Share this article:
IT WILL be a bleak Fathers’ Day for Captain Reeno Dayaram, a member of the Pietermaritzburg Dog Unit, his wife and three children today.
The “baby” in his family and trusted K-9 partner, Simba, was shot and killed while tracking armed suspects this week.
Captain Dayaram said the death of Simba, a Dutch Shepherd, who had been with him since 2010, was “like losing a son”.
Simba and two other police dogs (Shaka and Duke) were all shot in the head on Monday, at different times, while attempting to bring down a gang of armed suspects who were fleeing from police and ran into a dense sugarcane field, in the Maqongqo area, about 25kms from Pietermaritzburg.
Shaka, a German Shepherd, also died at the scene, but Duke the Rottweiler was airlifted to a nearby animal hospital. It has since been reported that Duke is recovering well.
The group of four suspects allegedly gunned down Lieutenant-Colonel Jabulani Ndawonde, Ndwedwe’s acting station commander, last month, before making off with his service handgun and a R-5 rifle.
Some of the suspects were apparently on the run since escaping from a holding cell at the Durban High Court in March, shortly after being convicted on one attempted murder and five murder charges.
The charges relate to a 2017 shooting incident where the suspects killed five members of a family living in the Nteke area in Mariannhill.
Members of the Directorate for Priority Crime Investigation (Hawks) and Crime Intelligence have been gathering information on the whereabouts of the suspects since their jailbreak, which culminated in a police task-team attempting to intercept the four suspects in Maqongqo.
When the suspects’ vehicle was stopped at around 7.30am, they shot at the police. Two of the suspects got out of the vehicle and ran into the sugarcane field.
The other two attempted to drive off, but their vehicle ran into a ditch. The driver was fatally wounded while the other suspect also managed to flee into the bush, in spite of his injuries.
Captain Dayaram arrived at the scene at around 11.30am with Simba, knowing about Shaka’s death.
Although an officer suggested to Dayaram not to enter the bush as they could be shot, it did not deter him.
“I said to myself, I have many years of experience and I cannot afford for us to stand down and let suspects go free. More policemen and dogs would be shot,” thought Dayaram, who has been a policeman for 30 years, of which 28 were with the dog unit.
He got directions on where the suspects entered the bush and began tracking with Simba leading the way on a puppy line.
Handlers use puppy lines to keep pace with their dogs.
“I had Simba on half a length of puppy line (about 4m) because I knew the suspects were armed and I tried to stay as close as possible.”

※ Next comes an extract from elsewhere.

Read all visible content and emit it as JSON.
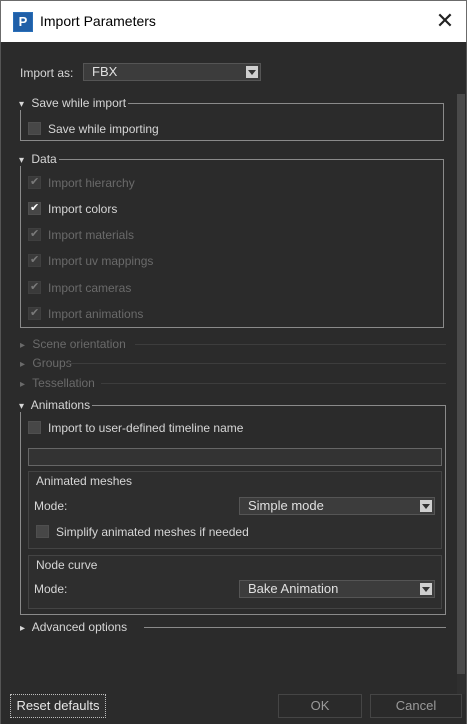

More than 200m into the bush, he felt a tug on the line and heard a suspect moaning.
“I started to run towards the dog when I heard gunfire. Simba was lying a metre away from the suspect.”
Dayaram and another policeman returned fire and fatally wounded the suspect.

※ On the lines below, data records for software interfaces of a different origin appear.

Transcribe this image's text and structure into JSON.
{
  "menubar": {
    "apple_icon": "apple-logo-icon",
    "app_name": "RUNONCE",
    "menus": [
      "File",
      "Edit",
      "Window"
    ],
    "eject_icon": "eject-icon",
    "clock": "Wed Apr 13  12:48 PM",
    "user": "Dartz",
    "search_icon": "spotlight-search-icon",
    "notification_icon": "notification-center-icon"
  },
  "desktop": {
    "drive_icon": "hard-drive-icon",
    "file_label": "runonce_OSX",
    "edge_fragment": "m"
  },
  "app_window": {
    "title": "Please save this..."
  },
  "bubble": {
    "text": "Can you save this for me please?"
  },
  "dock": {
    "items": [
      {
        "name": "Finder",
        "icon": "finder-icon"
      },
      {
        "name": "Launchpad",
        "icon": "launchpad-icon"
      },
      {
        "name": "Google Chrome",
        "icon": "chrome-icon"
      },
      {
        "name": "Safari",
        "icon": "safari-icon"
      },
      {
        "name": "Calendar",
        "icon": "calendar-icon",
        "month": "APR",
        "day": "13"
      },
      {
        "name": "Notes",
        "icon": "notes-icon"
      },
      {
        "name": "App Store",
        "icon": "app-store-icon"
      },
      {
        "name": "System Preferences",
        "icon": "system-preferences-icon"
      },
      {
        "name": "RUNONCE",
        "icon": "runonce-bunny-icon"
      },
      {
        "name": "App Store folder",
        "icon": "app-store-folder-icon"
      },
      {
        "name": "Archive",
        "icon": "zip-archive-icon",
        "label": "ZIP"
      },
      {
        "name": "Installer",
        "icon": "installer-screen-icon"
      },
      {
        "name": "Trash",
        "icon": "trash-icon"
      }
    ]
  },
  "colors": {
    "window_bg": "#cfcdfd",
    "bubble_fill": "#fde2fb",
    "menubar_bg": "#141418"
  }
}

“I knelt next to my dog, stroked his fur, and spoke with him until he took his last breath,” he said.
Dayaram got Simba from a dog-breeder when his previous dog was killed on duty in 2010. Simba was nine-months-old when Dayaram donated him to the SAPS. The dog was trained and they became partners in 2011.

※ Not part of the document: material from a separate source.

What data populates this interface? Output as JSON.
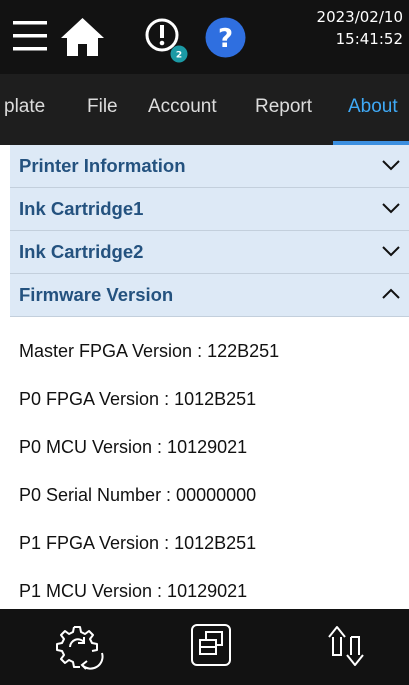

Dayaram said they had worked on numerous cases over the years, and brought down hundreds of hardened criminals, which made Simba a highly-rated dog in police circles.
“He was brave and awesome. We worked mainly on high profile matters for the DPCI and other specialised units. Simba knew how to differentiate between policemen, civilians and criminals.
“His speed and power was such that he often took down guys firing wildly with AK-47 rifles and 9mm pistols. This was the first time he was injured in any way, while on duty.”
Dayaram said his wife and children were also deeply affected as Simba had lived with his family for the past six years.
“I am on call 24/7. Therefore, he stayed with me.
“At work, he is a worker and was switched on. At home, he switched off and was the baby and even slept on our beds at night. My family adored him and he was protective of them.”
Dayaram said his wife suggested previously that he should learn from Simba how to switch off from work when he was home.
While losing his partner was a huge strain, Dayaram was back at work the next day.
“I am looking forward to teaming up with another dog. I still have a lot of energy to do fieldwork. Simba’s death won’t deter me from working with dogs again,” he said.
National SAPS spokesperson, Colonel Katlego Mogale, said earlier this week that various charges, including 13 counts of attempted murder and the illegal possession of firearms and weapons, were opened against the remaining suspects.